The rotary fans in the vintage train car were no match for the steamy and humid New York afternoon. Stopping halfway down the train platform, the short train (just three cars long) made stops at just three stations: 42nd, 72nd and 96th Streets, where passengers must empty out. After about ten minutes, it comes back to pick up passengers and makes its way back downtown.
The low voltage car was first in use in 1920 and retired in 1969. Inside, the rattan seats are still in great condition, considering they haven’t been used in over 40 years.
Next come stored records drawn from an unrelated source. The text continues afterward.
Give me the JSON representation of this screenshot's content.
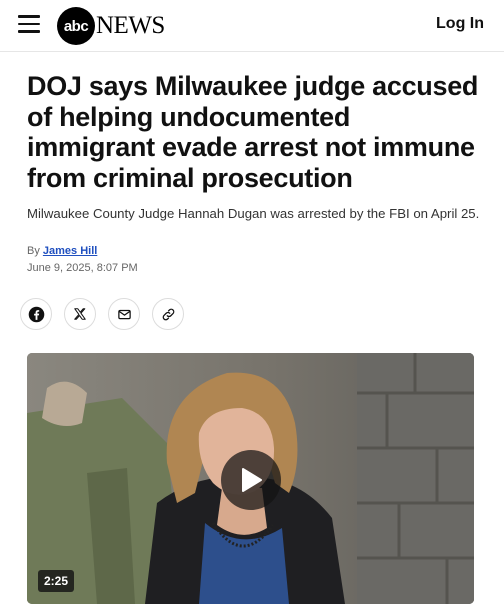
{
  "header": {
    "menu_icon": "hamburger-icon",
    "logo_mark": "abc",
    "logo_word": "NEWS",
    "login_label": "Log In"
  },
  "article": {
    "headline": "DOJ says Milwaukee judge accused of helping undocumented immigrant evade arrest not immune from criminal prosecution",
    "subheadline": "Milwaukee County Judge Hannah Dugan was arrested by the FBI on April 25.",
    "byline_prefix": "By",
    "author": "James Hill",
    "date": "June 9, 2025, 8:07 PM"
  },
  "share": [
    {
      "icon": "facebook-icon"
    },
    {
      "icon": "x-icon"
    },
    {
      "icon": "email-icon"
    },
    {
      "icon": "link-icon"
    }
  ],
  "video": {
    "duration": "2:25",
    "play_icon": "play-icon"
  }
}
The overhead fans whirl about, briskly kicking up the edges of passengers‘ skirts, while also blowing in the breeze from the opened windows (which seems pretty unclean to today’s standards). White individual passenger hangs line each side of the cars.
In place of traditional ads, the vintage train car has Boardwalk Empire-inspired ads, from saltwater taffy to ladies beachwear fashions for fictional stores on the Atlantic City Boardwalk. Conductors were sadly not dressed in old timey garb, but they did ride in between the cars, like they did back in the 1920s.
The historical ride is open to anyone with a MetroCard, Saturdays and Sundays in September from noon to 6 p.m. While the ride is a little warm, it is still a really cool way to experience a piece of New York history for the price of a subway ride.
All images © Lori Zimmer for Inhabitat